What is the Common Application?

The Common Application is used by over 500 colleges, mostly private, throughout the country. One form utilized by so many colleges allows for students to streamline the college application process. If a student is submitting his or her application online, he or she can work on the application over the course of several months before submitting it.

What is the difference between Early Action, Early Action Single Choice, Early Decision, Early Decision II, Rolling Admissions and Regular Admission?

  • EARLY ACTION: An early action process whereby a student can submit an application by November 1 (or other designated date) and receive a decision by mid-December. The Early Action student, if accepted, is not bound to enroll. Students are not required to notify the college of their enrollment decision until May 1 and they can apply to other colleges early action or early decision.

  • EARLY DECISION : An early application process that carries a binding commitment to enroll, if accepted, to the college.
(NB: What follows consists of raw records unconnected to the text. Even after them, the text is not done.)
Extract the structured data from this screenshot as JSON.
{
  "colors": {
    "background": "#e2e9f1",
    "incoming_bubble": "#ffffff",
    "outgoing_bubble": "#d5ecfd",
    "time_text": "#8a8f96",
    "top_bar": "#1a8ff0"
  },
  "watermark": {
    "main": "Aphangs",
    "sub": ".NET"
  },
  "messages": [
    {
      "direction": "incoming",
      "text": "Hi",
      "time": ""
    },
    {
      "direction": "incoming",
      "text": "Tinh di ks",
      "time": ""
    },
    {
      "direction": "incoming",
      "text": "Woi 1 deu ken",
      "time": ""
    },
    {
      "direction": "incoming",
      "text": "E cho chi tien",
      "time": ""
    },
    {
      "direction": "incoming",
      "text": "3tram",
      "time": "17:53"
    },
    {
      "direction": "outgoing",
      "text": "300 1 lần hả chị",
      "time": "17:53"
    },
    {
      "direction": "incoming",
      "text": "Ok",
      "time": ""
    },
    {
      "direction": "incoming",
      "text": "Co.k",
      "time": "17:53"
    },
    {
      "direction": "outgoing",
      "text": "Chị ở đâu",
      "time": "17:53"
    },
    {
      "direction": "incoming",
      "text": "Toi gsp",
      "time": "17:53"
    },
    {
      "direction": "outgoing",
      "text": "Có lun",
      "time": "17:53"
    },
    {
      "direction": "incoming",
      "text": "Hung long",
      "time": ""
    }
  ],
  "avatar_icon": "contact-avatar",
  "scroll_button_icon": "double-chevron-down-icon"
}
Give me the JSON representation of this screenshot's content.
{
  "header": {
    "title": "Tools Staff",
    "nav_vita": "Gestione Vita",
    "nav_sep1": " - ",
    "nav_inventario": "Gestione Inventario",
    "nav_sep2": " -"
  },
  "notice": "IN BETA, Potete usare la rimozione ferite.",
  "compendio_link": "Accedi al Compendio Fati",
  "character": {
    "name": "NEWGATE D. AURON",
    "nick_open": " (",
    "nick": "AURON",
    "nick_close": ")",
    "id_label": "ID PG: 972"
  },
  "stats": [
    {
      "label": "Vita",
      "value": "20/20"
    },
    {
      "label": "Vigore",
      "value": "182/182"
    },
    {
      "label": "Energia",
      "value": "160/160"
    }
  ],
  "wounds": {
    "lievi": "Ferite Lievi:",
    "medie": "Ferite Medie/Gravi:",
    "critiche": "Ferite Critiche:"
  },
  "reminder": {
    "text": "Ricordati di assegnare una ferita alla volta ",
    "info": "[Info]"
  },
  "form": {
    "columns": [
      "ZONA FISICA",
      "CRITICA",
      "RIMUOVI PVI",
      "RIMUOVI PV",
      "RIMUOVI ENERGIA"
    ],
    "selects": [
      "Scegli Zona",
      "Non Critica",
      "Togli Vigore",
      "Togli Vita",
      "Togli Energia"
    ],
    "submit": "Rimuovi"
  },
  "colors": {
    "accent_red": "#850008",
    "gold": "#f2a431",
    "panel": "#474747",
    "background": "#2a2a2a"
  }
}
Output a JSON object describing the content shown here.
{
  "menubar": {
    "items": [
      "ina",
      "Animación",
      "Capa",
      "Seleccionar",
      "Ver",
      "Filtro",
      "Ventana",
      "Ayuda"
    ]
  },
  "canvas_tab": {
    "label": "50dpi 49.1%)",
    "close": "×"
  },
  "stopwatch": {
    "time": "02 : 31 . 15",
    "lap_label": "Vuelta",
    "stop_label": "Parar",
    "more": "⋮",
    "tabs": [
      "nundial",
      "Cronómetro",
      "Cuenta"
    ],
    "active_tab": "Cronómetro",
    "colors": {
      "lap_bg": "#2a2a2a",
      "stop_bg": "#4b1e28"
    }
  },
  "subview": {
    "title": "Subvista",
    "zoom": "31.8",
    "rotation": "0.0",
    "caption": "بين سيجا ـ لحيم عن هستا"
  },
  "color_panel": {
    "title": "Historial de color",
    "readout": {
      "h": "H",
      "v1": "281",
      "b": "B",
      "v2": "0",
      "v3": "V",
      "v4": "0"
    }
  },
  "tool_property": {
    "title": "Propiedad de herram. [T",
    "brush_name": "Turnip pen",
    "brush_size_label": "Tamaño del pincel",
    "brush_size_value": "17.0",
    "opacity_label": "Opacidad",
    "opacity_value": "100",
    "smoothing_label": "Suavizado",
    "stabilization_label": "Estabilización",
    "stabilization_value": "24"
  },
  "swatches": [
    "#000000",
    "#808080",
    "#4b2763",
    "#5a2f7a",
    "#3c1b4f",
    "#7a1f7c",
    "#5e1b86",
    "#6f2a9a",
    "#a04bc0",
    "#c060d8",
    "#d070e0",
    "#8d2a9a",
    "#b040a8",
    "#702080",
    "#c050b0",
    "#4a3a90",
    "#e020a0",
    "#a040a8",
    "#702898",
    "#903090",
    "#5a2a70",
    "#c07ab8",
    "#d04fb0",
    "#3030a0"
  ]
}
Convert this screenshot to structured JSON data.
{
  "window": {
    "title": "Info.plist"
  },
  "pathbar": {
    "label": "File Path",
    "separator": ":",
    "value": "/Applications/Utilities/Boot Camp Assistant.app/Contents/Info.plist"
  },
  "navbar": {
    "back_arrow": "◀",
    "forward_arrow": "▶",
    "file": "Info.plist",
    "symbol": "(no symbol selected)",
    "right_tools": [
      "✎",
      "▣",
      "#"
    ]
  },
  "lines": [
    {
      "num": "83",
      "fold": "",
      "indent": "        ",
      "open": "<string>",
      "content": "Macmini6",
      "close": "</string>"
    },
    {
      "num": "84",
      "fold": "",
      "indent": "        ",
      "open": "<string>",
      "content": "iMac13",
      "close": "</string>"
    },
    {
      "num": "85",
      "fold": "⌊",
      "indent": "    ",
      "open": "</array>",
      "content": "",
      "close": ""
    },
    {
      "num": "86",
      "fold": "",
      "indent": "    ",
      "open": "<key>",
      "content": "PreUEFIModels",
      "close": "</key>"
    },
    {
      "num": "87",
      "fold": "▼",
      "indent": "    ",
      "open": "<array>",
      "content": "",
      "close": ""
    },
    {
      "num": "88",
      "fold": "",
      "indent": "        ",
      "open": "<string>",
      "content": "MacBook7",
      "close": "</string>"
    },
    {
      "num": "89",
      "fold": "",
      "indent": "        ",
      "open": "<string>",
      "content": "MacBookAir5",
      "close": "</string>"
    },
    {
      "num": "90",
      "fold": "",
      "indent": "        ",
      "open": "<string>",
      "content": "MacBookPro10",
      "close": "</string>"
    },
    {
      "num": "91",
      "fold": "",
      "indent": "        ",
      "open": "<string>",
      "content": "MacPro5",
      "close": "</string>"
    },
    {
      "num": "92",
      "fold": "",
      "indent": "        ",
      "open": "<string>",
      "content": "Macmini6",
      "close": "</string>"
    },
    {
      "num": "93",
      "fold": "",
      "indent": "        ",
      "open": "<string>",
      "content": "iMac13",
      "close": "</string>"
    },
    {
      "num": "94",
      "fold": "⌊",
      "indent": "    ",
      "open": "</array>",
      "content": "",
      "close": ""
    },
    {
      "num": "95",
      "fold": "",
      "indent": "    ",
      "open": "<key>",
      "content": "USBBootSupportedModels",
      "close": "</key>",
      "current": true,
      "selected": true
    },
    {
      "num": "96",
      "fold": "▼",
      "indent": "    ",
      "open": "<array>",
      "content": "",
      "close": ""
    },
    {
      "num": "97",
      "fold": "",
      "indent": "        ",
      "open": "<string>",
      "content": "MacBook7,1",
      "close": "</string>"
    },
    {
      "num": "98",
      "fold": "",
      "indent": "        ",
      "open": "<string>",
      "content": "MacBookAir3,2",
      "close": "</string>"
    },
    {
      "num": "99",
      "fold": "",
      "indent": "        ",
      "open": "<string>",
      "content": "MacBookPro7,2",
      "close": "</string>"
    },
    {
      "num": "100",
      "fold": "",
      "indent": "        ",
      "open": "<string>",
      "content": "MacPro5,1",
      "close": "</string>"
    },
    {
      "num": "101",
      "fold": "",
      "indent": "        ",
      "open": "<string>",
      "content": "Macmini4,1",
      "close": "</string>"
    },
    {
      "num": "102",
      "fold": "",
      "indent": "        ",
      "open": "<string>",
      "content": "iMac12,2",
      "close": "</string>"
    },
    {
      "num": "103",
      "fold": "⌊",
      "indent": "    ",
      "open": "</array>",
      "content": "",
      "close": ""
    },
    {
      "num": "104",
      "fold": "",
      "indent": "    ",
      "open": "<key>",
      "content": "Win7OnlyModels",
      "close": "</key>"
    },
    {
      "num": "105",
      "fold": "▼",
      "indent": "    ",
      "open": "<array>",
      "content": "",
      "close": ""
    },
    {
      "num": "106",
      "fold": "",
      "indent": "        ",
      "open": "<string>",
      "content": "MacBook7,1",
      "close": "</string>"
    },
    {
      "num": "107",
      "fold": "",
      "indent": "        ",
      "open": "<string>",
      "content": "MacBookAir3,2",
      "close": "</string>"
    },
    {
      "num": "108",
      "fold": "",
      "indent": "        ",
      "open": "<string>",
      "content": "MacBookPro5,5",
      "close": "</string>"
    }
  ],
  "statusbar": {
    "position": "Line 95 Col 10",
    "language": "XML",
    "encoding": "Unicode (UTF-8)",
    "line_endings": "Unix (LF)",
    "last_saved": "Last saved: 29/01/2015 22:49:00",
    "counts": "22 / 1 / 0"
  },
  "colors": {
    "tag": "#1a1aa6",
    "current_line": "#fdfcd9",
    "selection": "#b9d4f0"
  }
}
Student and parent must sign that if admitted, the student will attend the college/university regardless of financial aid award. Colleges will share early decision lists, so all other applications must be withdrawn. Students not admitted under Early Decision are reconsidered with the regular decision candidates. Students and parents will not be informed of financial aid prior to admission. A small number of colleges have a second round of early decision called early decision II. This deadline is usually around January 15th with notification one month later.

  • REGULAR DECISION: The most common application process in this country. Students usually apply to colleges between January 1st and the 15th, are notified of the decision by April 1st, and then must let the college know whether they will matriculate by May 1st.